**WHAT THE TASK ASKS:** Word for word, retype every line of the data.

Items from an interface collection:
▼

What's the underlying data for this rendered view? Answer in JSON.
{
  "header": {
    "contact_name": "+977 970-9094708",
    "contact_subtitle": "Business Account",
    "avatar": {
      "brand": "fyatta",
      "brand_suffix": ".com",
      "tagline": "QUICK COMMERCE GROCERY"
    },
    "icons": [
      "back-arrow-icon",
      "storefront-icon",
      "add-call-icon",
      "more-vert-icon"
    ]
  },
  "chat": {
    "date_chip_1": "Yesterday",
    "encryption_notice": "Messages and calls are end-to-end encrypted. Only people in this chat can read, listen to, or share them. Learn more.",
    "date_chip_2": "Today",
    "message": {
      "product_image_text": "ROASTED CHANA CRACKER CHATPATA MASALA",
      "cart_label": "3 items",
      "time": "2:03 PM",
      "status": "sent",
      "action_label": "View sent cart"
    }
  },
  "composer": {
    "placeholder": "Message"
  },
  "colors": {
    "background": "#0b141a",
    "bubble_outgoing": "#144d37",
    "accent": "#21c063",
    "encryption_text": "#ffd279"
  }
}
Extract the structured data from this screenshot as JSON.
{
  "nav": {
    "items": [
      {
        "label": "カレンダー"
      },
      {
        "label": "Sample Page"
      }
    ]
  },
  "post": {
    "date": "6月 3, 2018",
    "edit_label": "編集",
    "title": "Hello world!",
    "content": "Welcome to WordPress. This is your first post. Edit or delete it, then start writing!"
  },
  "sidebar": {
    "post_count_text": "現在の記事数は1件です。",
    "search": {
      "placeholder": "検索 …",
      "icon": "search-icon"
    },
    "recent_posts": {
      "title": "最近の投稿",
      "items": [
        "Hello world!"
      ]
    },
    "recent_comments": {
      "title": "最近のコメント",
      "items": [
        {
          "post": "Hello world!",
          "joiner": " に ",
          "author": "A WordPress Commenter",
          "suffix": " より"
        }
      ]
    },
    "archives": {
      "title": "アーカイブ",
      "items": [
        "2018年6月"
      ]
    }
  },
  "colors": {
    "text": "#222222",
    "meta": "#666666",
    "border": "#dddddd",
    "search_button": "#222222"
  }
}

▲

**WRITTEN ANSWER:**
What's the underlying data for this rendered view? Answer in JSON.
{
  "header": {
    "contact_name": "+977 970-9094708",
    "contact_subtitle": "Business Account",
    "avatar": {
      "brand": "fyatta",
      "brand_suffix": ".com",
      "tagline": "QUICK COMMERCE GROCERY"
    },
    "icons": [
      "back-arrow-icon",
      "storefront-icon",
      "add-call-icon",
      "more-vert-icon"
    ]
  },
  "chat": {
    "date_chip_1": "Yesterday",
    "encryption_notice": "Messages and calls are end-to-end encrypted. Only people in this chat can read, listen to, or share them. Learn more.",
    "date_chip_2": "Today",
    "message": {
      "product_image_text": "ROASTED CHANA CRACKER CHATPATA MASALA",
      "cart_label": "3 items",
      "time": "2:03 PM",
      "status": "sent",
      "action_label": "View sent cart"
    }
  },
  "composer": {
    "placeholder": "Message"
  },
  "colors": {
    "background": "#0b141a",
    "bubble_outgoing": "#144d37",
    "accent": "#21c063",
    "encryption_text": "#ffd279"
  }
}
Extract the structured data from this screenshot as JSON.
{
  "nav": {
    "items": [
      {
        "label": "カレンダー"
      },
      {
        "label": "Sample Page"
      }
    ]
  },
  "post": {
    "date": "6月 3, 2018",
    "edit_label": "編集",
    "title": "Hello world!",
    "content": "Welcome to WordPress. This is your first post. Edit or delete it, then start writing!"
  },
  "sidebar": {
    "post_count_text": "現在の記事数は1件です。",
    "search": {
      "placeholder": "検索 …",
      "icon": "search-icon"
    },
    "recent_posts": {
      "title": "最近の投稿",
      "items": [
        "Hello world!"
      ]
    },
    "recent_comments": {
      "title": "最近のコメント",
      "items": [
        {
          "post": "Hello world!",
          "joiner": " に ",
          "author": "A WordPress Commenter",
          "suffix": " より"
        }
      ]
    },
    "archives": {
      "title": "アーカイブ",
      "items": [
        "2018年6月"
      ]
    }
  },
  "colors": {
    "text": "#222222",
    "meta": "#666666",
    "border": "#dddddd",
    "search_button": "#222222"
  }
}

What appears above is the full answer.